Dell's Refusal to Admit Hardware Problems Could Spell Big Trouble

Last Updated Jun 29, 2010 12:22 PM EDT

Dell (DELL) was once famous for its masterful control of the supply chain, a model so revered it was taught at Harvard Business School. But newly unsealed court documents show this tightly wound process left Dell with few options when important components went bad, and may have exposed it to a wave of future lawsuits.

The filings, first reported by Ashlee Vance of The New York Times, are part of a three-year-old civil suit brought against Dell by Advanced Internet Technologies, which claims it lost millions of dollars because Dell refused to acknowledge problems with computers it sold to the company. Similar computers were sold to customers like Wal-Mart (WMT) and Wells Fargo (WFC).

Poorly made capacitors from an Asian supplier caused the problem, especially in Dell's OptiPlex line, which Dell sold to government and corporate customers. These same troublesome components made their way into machines from rivals like HP (HPQ) and Apple (APPL). But Dell made the problem worse by pretending it didn't exist.

An internal Dell study found these computers were likely to go bad 97 percent of the time over a three year period. But a contractor Dell hired to investigate the issue found the company, which kept a famously tight inventory, was simply replacing one faulty part with another.

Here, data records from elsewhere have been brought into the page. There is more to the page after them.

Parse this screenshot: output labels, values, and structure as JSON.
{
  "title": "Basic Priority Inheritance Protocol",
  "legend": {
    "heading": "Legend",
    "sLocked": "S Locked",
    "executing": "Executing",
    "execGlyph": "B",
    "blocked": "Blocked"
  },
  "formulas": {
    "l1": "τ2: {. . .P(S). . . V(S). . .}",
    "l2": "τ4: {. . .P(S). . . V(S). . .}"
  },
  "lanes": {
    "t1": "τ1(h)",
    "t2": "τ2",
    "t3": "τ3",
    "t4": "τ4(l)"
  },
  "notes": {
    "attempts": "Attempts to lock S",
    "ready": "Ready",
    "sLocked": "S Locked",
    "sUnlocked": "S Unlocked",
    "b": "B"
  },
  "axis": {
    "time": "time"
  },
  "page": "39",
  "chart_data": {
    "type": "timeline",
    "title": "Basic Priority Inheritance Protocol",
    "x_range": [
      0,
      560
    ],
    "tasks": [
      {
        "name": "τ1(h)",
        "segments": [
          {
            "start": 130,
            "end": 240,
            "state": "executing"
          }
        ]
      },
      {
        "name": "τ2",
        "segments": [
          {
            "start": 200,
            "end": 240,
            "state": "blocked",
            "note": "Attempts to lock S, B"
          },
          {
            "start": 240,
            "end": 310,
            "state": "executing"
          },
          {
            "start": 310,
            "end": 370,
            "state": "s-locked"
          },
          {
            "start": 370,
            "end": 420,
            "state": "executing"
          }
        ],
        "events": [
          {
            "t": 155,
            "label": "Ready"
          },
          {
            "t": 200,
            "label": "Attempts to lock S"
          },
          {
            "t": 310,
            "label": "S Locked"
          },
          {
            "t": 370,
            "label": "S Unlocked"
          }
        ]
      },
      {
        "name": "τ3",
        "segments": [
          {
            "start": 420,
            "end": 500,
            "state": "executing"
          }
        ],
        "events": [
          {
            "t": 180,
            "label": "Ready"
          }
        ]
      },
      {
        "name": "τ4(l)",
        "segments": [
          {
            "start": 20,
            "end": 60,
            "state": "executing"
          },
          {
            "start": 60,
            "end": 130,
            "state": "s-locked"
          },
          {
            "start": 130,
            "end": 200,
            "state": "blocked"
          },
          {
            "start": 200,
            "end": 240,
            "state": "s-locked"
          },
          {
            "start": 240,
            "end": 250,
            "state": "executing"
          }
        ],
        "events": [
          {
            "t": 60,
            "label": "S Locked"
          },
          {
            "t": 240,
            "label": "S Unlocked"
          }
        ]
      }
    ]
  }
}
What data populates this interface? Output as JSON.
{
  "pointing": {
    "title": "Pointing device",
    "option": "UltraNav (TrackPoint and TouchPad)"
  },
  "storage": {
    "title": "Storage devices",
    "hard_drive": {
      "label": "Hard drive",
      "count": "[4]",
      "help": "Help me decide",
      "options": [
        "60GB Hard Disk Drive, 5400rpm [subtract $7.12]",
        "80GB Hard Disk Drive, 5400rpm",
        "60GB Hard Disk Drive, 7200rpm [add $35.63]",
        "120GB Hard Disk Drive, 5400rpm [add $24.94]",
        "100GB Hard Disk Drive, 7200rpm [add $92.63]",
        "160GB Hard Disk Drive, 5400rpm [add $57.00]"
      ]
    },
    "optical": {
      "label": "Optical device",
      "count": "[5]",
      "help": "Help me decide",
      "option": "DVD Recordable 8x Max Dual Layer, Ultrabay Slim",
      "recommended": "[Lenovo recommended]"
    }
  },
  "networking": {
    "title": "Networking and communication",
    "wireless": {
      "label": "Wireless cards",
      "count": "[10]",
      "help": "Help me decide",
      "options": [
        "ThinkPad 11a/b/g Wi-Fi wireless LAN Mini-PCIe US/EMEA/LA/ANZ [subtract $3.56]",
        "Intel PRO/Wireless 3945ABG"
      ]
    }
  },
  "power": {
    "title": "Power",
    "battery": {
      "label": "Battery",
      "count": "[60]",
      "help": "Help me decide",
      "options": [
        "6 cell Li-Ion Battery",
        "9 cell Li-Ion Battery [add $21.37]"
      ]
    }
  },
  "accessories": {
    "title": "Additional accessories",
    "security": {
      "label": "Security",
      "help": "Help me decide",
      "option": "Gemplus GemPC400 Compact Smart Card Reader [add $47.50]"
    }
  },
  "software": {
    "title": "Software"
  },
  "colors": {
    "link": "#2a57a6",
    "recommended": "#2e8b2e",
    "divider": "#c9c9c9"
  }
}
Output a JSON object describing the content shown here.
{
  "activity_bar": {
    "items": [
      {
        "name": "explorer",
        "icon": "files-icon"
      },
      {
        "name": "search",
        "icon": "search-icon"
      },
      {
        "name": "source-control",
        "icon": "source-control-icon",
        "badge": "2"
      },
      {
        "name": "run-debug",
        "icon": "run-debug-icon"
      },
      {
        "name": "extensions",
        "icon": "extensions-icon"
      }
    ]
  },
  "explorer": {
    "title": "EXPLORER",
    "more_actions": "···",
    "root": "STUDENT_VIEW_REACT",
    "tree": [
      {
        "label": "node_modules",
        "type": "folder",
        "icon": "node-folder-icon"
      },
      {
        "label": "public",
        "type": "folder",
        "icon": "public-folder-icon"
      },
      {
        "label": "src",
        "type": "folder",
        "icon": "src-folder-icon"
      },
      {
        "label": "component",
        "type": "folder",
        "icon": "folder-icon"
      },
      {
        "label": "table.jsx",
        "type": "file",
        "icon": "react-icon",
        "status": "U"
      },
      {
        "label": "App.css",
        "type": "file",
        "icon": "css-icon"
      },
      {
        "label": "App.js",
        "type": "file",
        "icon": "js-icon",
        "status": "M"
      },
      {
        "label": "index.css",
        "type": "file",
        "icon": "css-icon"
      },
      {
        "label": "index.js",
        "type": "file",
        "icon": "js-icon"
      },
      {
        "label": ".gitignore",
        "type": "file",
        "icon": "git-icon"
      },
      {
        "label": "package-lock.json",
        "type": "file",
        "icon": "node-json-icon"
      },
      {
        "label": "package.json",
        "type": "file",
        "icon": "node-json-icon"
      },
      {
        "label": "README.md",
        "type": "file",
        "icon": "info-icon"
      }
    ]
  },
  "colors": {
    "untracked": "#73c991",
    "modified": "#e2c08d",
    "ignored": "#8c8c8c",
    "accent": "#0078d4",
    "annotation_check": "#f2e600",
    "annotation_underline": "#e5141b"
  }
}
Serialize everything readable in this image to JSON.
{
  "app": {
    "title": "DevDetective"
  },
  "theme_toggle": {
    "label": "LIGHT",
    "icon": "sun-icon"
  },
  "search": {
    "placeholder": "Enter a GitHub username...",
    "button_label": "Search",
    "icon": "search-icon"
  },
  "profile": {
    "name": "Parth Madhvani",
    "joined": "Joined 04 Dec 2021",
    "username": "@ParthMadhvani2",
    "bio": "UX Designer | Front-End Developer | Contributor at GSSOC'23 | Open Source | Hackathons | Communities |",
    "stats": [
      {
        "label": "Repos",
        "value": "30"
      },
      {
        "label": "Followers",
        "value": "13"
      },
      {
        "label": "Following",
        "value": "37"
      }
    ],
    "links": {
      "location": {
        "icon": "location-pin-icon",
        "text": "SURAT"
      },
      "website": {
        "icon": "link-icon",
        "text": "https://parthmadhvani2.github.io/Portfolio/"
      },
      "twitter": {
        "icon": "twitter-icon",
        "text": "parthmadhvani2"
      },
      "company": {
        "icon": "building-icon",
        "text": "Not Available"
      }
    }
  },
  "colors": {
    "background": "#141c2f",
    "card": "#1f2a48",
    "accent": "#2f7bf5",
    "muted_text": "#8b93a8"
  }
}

According to The New York Times, this could lead to major new liabilities.

But, as Dell did not recall the computers, many of Dell's OptiPlex customers may be unaware that they had problematic computers or realize why their computers broke. A.I.T. says in court documents that the faulty capacitors touched off a variety of other problems that were often misdiagnosed. Dell could potentially face a raft of new complaints from some of its biggest customers.
Dell should have been proactive once it knew that almost all its OptiPlex computers would experience some problems. Instead it tarnished its brand by replacing one faulty computer with another. Now, struggling to return to growth, Dell has exposed itself to future lawsuits from customers with deep pockets.

Related Links

  • Ben Popper

    Ben Popper writes at the intersection of culture and technology. His work has been published in the NY Times, Washington Post, Fast Company, Rolling Stone, The Atlantic and many others. He lives at www.benpopper.com.